DATA FOR PROCESSING START

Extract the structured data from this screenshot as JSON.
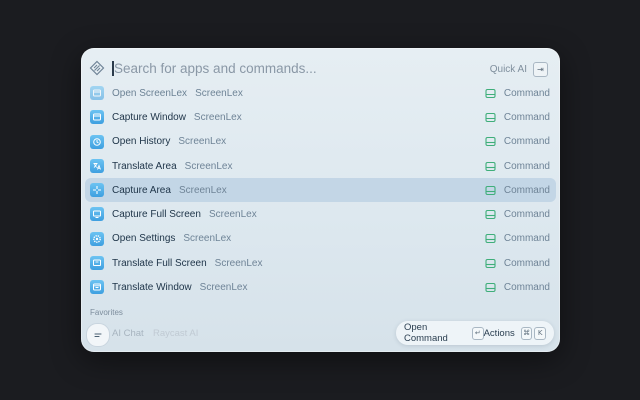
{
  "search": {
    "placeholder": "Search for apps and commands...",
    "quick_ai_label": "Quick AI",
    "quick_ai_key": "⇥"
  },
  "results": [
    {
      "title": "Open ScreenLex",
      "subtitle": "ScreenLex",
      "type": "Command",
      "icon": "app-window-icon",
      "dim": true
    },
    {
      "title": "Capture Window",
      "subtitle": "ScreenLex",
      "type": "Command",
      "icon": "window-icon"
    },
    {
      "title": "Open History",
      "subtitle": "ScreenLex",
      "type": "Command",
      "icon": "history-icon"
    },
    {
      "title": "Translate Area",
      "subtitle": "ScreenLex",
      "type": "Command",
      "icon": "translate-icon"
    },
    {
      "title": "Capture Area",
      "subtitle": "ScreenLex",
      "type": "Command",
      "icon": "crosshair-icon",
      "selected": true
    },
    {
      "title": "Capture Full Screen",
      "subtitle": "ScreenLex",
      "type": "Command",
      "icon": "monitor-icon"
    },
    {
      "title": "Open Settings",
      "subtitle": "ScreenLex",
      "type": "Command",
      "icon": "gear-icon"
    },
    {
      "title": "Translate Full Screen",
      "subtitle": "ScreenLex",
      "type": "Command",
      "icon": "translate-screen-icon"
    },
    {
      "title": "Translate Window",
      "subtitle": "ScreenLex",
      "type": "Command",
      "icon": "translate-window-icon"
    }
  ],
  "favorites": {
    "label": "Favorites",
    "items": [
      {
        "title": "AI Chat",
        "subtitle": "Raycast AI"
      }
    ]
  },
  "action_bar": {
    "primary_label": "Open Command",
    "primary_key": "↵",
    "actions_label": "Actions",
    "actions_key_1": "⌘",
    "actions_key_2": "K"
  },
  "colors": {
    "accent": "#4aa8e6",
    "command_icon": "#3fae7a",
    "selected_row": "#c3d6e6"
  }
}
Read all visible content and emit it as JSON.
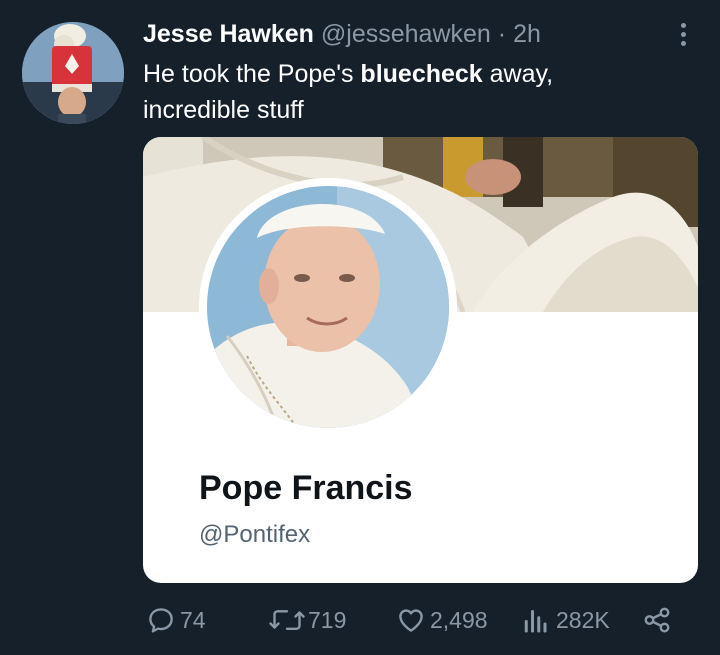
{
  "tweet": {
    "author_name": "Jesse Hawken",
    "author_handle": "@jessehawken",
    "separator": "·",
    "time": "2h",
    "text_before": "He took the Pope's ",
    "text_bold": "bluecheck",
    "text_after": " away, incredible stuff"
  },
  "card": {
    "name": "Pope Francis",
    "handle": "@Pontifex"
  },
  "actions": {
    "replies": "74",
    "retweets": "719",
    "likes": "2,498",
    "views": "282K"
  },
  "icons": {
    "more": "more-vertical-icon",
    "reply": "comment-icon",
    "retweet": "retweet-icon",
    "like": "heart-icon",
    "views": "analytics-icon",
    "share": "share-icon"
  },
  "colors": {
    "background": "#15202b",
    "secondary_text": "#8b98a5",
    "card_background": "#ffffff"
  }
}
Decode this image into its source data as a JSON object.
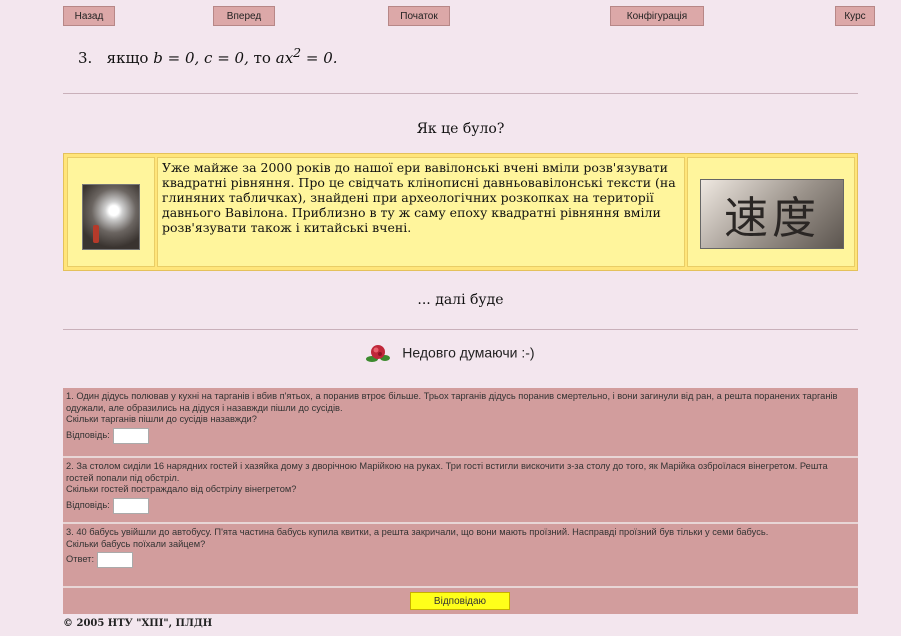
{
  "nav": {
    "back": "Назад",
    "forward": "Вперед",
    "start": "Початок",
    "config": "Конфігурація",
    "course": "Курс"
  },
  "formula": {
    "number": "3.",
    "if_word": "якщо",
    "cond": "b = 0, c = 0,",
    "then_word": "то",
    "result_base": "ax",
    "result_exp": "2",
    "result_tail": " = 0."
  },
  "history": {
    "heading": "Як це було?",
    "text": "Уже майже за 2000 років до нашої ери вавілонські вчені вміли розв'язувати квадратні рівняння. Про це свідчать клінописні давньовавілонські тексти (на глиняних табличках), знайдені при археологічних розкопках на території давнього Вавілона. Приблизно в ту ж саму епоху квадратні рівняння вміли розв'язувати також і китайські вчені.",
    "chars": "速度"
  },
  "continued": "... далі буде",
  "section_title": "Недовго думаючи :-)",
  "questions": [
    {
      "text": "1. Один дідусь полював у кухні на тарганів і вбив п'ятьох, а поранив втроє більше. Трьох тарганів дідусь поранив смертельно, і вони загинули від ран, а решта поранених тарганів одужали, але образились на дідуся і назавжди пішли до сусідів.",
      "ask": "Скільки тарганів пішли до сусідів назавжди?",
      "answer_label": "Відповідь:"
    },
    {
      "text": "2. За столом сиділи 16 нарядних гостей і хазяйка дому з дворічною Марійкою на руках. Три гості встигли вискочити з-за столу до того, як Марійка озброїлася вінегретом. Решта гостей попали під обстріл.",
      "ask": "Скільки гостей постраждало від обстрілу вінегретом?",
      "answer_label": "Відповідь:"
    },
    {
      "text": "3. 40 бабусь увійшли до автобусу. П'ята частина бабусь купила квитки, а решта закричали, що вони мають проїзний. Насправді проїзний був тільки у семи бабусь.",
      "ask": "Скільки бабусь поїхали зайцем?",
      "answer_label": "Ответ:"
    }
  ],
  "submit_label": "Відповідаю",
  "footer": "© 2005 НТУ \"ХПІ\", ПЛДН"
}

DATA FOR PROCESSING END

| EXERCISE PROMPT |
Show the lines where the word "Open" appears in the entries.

| SOLUTION TO THE PROBLEM |
      "title": "Open ScreenLex",
      "title": "Open History",
      "title": "Open Settings",
    "primary_label": "Open Command",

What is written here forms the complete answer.